*AIM OF THE EXERCISE*: Provide only the number of lines in the records below that include "kicker".

● ● ● ●

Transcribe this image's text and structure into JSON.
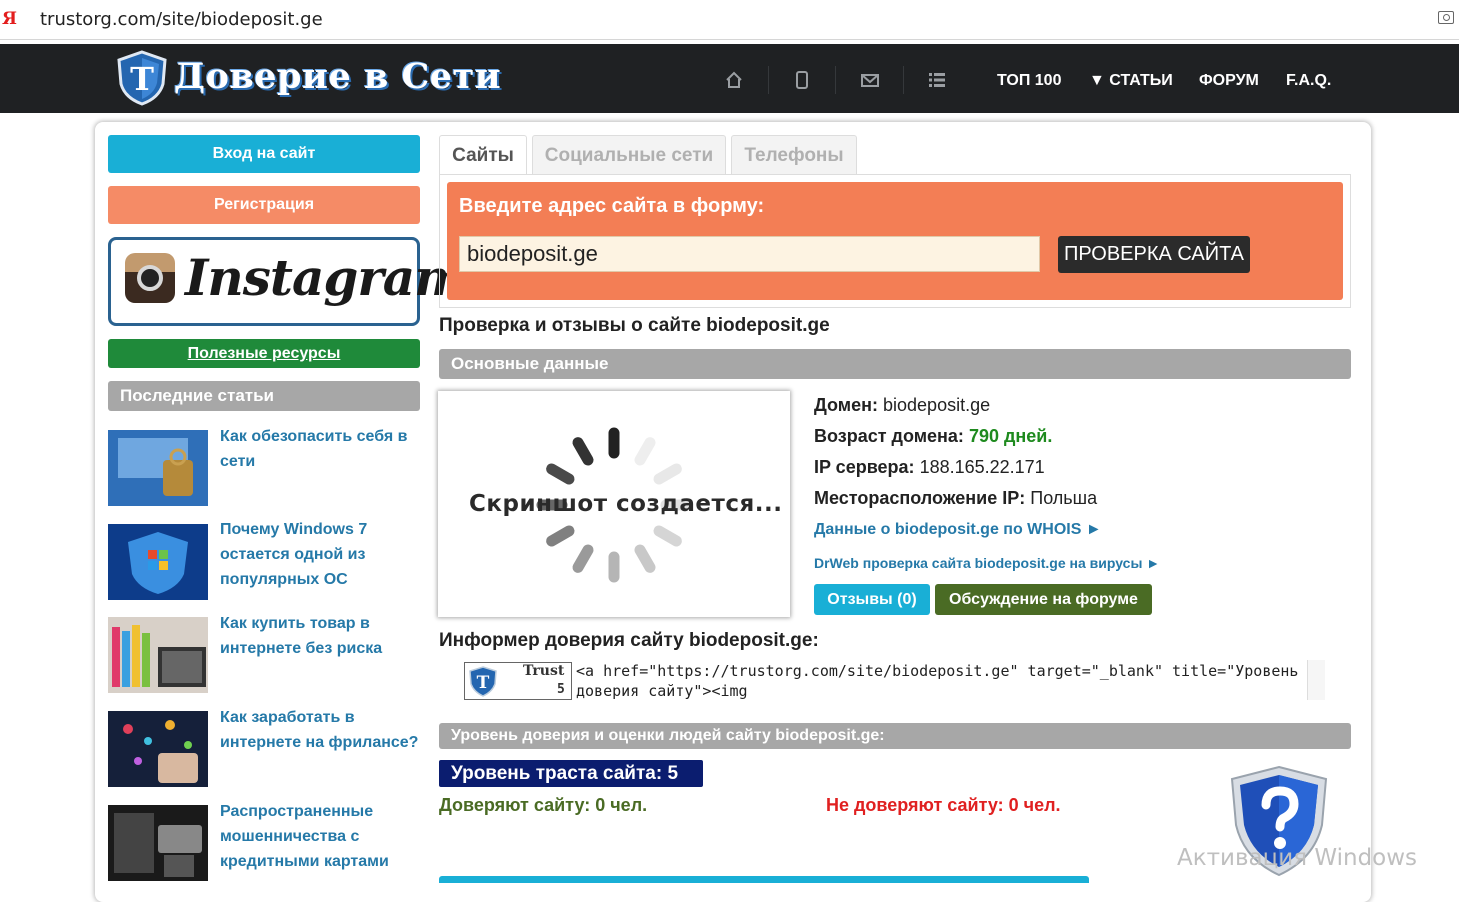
{
  "browser": {
    "brand_glyph": "Я",
    "url": "trustorg.com/site/biodeposit.ge"
  },
  "header": {
    "site_title": "Доверие в Сети",
    "logo_letter": "Т",
    "icons": [
      "home-icon",
      "mobile-icon",
      "mail-icon",
      "list-icon"
    ],
    "nav": {
      "top100": "ТОП 100",
      "articles": "▼ СТАТЬИ",
      "forum": "ФОРУМ",
      "faq": "F.A.Q."
    }
  },
  "sidebar": {
    "login": "Вход на сайт",
    "register": "Регистрация",
    "instagram": "Instagram",
    "resources": "Полезные ресурсы",
    "last_articles": "Последние статьи",
    "articles": [
      {
        "title": "Как обезопасить себя в сети"
      },
      {
        "title": "Почему Windows 7 остается одной из популярных ОС"
      },
      {
        "title": "Как купить товар в интернете без риска"
      },
      {
        "title": "Как заработать в интернете на фрилансе?"
      },
      {
        "title": "Распространенные мошенничества с кредитными картами"
      }
    ]
  },
  "tabs": {
    "sites": "Сайты",
    "social": "Социальные сети",
    "phones": "Телефоны"
  },
  "form": {
    "label": "Введите адрес сайта в форму:",
    "value": "biodeposit.ge",
    "button": "ПРОВЕРКА САЙТА"
  },
  "main": {
    "heading": "Проверка и отзывы о сайте biodeposit.ge",
    "basic_header": "Основные данные",
    "screenshot_text": "Скриншот создается...",
    "domain_label": "Домен:",
    "domain_value": "biodeposit.ge",
    "age_label": "Возраст домена:",
    "age_value": "790 дней.",
    "ip_label": "IP сервера:",
    "ip_value": "188.165.22.171",
    "loc_label": "Месторасположение IP:",
    "loc_value": "Польша",
    "whois_link": "Данные о biodeposit.ge по WHOIS ►",
    "drweb_link": "DrWeb проверка сайта biodeposit.ge на вирусы ►",
    "reviews_btn": "Отзывы (0)",
    "forum_btn": "Обсуждение на форуме",
    "informer_heading": "Информер доверия сайту biodeposit.ge:",
    "badge_trust": "Trust",
    "badge_num": "5",
    "code": "<a href=\"https://trustorg.com/site/biodeposit.ge\" target=\"_blank\" title=\"Уровень доверия сайту\"><img",
    "trust_header": "Уровень доверия и оценки людей сайту biodeposit.ge:",
    "trust_level": "Уровень траста сайта: 5",
    "trust_yes": "Доверяют сайту: 0 чел.",
    "trust_no": "Не доверяют сайту: 0 чел.",
    "watermark": "Активация Windows"
  },
  "colors": {
    "nav_bg": "#1f2123",
    "cyan": "#19afd6",
    "orange": "#f37e55",
    "green": "#1f8a3a",
    "navy": "#0b1d6f",
    "red": "#e02020"
  }
}
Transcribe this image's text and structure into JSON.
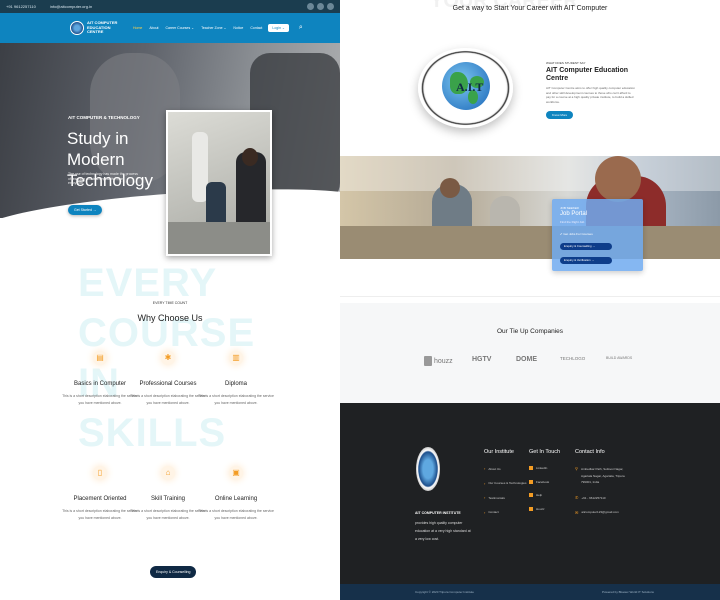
{
  "topbar": {
    "phone": "+91 9612257110",
    "email": "info@aitcomputer.org.in"
  },
  "nav": {
    "logo_text": "AIT COMPUTER EDUCATION CENTRE",
    "items": [
      {
        "label": "Home",
        "active": true
      },
      {
        "label": "About"
      },
      {
        "label": "Career Courses ⌄"
      },
      {
        "label": "Teacher Zone ⌄"
      },
      {
        "label": "Notice"
      },
      {
        "label": "Contact"
      }
    ],
    "login": "Login ⌄"
  },
  "hero": {
    "kicker": "AIT COMPUTER & TECHNOLOGY",
    "title": "Study in Modern Technology",
    "desc": "The use of technology has made the process of teaching and learning all the more enjoyable.",
    "button": "Get Started →"
  },
  "why": {
    "bg_text": "EVERY COURSE IN SKILLS",
    "kicker": "EVERY TIME COUNT",
    "title": "Why Choose Us",
    "services": [
      {
        "icon": "certificate-icon",
        "glyph": "▤",
        "name": "Basics in Computer",
        "desc": "This is a short description elaborating the service you have mentioned above."
      },
      {
        "icon": "gear-icon",
        "glyph": "✱",
        "name": "Professional Courses",
        "desc": "This is a short description elaborating the service you have mentioned above."
      },
      {
        "icon": "diploma-icon",
        "glyph": "▥",
        "name": "Diploma",
        "desc": "This is a short description elaborating the service you have mentioned above."
      },
      {
        "icon": "placement-icon",
        "glyph": "▯",
        "name": "Placement Oriented",
        "desc": "This is a short description elaborating the service you have mentioned above."
      },
      {
        "icon": "home-icon",
        "glyph": "⌂",
        "name": "Skill Training",
        "desc": "This is a short description elaborating the service you have mentioned above."
      },
      {
        "icon": "online-icon",
        "glyph": "▣",
        "name": "Online Learning",
        "desc": "This is a short description elaborating the service you have mentioned above."
      }
    ],
    "enquiry": "Enquiry & Counselling"
  },
  "career": {
    "ghost": "YOUR CAREER",
    "title": "Get a way to Start Your Career with AIT Computer",
    "logo_letters": "A.I.T",
    "kicker": "WHAT DOES STUDENT SAY",
    "about_title": "AIT Computer Education Centre",
    "about_desc": "AIT Computer Centre aims to offer high quality computer education and other skill development courses to those who can't afford to pay for a course at a high quality private institute, to build a skilled workforce.",
    "about_button": "Know More"
  },
  "job": {
    "kicker": "JOB SEEKER",
    "title": "Job Portal",
    "desc": "Find the Right Job",
    "check": "✔ Get Jobs For Courses",
    "btn1": "Enquiry & Counselling →",
    "btn2": "Enquiry & Verification →"
  },
  "tieup": {
    "title": "Our Tie Up Companies",
    "brands": [
      "houzz",
      "HGTV",
      "DOME",
      "TECHLOGO",
      "BUILD AWARDS"
    ]
  },
  "footer": {
    "brand": "AIT COMPUTER INSTITUTE",
    "desc": "provides high quality computer education at a very high standard at a very low cost.",
    "institute": {
      "title": "Our Institute",
      "items": [
        "About Us",
        "Our Courses & Technologies",
        "Testimonials",
        "Contact"
      ]
    },
    "touch": {
      "title": "Get In Touch",
      "items": [
        "LinkedIn",
        "Facebook",
        "Help",
        "Houzz"
      ]
    },
    "contact": {
      "title": "Contact Info",
      "address": "Ambedkar Path, Soilsvoi Nagar, Agartala Nagar, Agartala, Tripura 799001, India",
      "phone": "+91 - 9612257110",
      "email": "aitcomputer123@gmail.com"
    },
    "copyright": "Copyright © 2020 Tripura Computer Institute",
    "powered": "Powered by Bluetec World IT Solutions"
  }
}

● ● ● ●

*ANSWER SPACE*: 4